We have come a long way from the first wire transfer in 1872. Now, with just a few taps on your phone, it is possible to send money to your family and friends anywhere in the world.
But International money transfers are still more complicated than local transfers, especially when you have to use banks. Typically, if you need to make a bank transfer to another country, you are required to present the SWIFT/BIC code, an IBAN number, or even both. But what do these numbers mean?
What are SWIFT and IBAN numbers?
Most people confuse the SWIFT and IBAN numbers, but they are different. A SWIFT code is an 8-11 character code used to identify a recipient’s country, bank and location.
For example, the SWIFT code for the Central Bank of Nigeria is CBNINGLA where CBNI is the Bank’s code, NG is the country code, and LA is the Location code.
An International Bank Account Number (IBAN) is a 32 alphanumeric code that contains the recipient’s country code, check digit to ensure its security, bank code, sort code, and account number.
The length and format of an IBAN depend on the recipient’s country. You can validate an IBAN here.
The difference between IBAN and SWIFT numbers
IBAN and SWIFT numbers are both used by banks for international money transfers, but they convey different information.
A SWIFT code identifies the name of a recipient’s bank while an IBAN identifies the recipient’s bank account. Also, SWIFT is the default system used by banks and other financial institutions outside the EU.
Most Nigerian Banks use the SWIFT system for international transfers.
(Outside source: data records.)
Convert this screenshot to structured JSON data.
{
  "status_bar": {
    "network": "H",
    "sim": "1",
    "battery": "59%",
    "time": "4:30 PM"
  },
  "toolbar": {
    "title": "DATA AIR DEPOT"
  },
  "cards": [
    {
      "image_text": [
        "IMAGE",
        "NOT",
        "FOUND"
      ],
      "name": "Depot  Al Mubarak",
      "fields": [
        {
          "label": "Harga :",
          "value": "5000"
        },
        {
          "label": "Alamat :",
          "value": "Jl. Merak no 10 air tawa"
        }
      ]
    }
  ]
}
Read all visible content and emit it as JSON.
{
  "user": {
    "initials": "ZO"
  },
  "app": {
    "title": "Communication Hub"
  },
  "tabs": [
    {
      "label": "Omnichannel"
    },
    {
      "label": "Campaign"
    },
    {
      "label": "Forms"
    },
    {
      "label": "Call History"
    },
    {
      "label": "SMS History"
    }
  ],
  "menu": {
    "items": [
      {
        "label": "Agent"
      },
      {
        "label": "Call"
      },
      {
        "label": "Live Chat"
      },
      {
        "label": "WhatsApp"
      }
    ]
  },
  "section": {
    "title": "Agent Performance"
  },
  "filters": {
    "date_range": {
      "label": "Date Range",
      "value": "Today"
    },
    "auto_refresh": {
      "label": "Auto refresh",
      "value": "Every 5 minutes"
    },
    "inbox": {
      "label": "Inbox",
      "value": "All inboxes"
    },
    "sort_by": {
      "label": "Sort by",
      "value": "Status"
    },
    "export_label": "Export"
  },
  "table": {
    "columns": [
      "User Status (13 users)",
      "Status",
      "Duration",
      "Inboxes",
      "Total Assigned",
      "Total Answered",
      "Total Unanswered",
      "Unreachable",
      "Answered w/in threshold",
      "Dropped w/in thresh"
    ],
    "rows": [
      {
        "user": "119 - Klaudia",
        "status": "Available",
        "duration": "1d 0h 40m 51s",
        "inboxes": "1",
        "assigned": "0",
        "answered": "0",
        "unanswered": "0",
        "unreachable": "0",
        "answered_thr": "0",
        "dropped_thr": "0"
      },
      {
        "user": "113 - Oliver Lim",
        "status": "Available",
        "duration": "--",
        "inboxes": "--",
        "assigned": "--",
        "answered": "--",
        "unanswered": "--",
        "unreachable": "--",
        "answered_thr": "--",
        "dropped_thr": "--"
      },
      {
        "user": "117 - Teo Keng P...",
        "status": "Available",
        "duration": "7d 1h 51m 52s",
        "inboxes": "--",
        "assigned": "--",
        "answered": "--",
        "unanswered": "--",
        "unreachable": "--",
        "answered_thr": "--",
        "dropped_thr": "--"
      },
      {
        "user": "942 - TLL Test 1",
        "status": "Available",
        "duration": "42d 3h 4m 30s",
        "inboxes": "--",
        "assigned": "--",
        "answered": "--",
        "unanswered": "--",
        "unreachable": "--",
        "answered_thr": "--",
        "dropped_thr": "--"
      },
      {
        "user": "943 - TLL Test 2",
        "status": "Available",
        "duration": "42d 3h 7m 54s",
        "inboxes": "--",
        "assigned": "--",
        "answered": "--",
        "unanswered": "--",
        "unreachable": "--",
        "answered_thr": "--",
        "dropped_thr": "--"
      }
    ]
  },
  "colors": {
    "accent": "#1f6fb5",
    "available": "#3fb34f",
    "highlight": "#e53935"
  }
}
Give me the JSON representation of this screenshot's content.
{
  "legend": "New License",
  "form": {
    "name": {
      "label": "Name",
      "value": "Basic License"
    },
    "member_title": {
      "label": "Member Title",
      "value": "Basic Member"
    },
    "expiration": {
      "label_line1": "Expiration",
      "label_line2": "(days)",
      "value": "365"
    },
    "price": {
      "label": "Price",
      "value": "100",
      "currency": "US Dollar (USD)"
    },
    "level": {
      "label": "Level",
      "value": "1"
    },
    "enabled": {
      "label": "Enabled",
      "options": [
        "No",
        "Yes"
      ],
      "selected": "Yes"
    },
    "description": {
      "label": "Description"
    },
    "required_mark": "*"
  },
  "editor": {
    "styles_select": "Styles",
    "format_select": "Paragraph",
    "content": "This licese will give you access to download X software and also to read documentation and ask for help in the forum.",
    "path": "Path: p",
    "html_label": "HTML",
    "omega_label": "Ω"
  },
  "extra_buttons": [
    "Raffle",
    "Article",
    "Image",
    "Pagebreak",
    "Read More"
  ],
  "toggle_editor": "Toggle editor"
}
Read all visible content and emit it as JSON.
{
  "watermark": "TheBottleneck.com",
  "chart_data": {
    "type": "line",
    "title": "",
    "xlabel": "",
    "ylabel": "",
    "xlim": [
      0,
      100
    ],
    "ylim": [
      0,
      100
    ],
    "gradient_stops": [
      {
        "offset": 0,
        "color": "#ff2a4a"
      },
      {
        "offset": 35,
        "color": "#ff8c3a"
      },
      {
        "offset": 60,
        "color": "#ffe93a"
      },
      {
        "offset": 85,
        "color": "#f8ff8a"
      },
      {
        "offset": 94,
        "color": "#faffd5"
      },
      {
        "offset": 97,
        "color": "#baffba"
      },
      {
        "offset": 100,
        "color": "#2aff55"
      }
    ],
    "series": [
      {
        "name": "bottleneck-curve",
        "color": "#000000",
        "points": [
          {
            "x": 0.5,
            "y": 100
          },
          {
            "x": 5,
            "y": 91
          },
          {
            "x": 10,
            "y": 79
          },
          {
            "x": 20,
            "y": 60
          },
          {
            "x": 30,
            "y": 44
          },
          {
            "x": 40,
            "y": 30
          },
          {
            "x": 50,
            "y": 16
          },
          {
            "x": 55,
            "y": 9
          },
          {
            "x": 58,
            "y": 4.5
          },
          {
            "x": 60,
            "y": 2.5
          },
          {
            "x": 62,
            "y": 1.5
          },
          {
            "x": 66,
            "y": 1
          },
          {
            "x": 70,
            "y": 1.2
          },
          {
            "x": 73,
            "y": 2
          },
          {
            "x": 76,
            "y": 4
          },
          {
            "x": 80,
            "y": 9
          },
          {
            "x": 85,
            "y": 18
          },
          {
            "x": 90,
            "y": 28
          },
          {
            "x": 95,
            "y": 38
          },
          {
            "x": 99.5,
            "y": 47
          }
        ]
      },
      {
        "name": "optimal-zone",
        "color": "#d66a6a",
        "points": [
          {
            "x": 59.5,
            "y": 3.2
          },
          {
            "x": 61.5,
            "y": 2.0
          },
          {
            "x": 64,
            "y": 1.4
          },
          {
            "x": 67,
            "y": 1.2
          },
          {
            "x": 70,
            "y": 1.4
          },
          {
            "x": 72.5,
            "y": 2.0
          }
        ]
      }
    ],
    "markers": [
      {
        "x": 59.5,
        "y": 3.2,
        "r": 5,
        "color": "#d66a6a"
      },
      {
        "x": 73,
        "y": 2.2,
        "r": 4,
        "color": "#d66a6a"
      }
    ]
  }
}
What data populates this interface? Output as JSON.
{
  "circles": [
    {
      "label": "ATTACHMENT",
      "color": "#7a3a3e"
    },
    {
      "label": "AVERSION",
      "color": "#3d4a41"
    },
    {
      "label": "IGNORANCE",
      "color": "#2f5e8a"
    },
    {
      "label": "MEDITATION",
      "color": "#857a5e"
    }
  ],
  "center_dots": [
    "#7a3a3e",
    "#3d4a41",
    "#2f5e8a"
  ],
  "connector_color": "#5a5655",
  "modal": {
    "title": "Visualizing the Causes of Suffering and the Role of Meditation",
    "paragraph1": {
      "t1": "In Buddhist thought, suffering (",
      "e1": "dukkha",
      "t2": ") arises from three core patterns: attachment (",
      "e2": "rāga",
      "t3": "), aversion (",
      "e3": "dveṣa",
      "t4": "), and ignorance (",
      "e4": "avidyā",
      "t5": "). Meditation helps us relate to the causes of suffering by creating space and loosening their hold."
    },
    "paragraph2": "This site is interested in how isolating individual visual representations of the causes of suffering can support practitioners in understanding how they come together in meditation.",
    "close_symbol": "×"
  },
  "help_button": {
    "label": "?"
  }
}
The best way to get a Nigerian Bank’s IBAN number is by contacting the bank through its help channels or by visiting one of its physical branches.
SWIFT codes for Nigerian banks
Here is a list of the SWIFT codes for 38 Commercial, Merchant, Payment Service, and non-interest banks in Nigeria.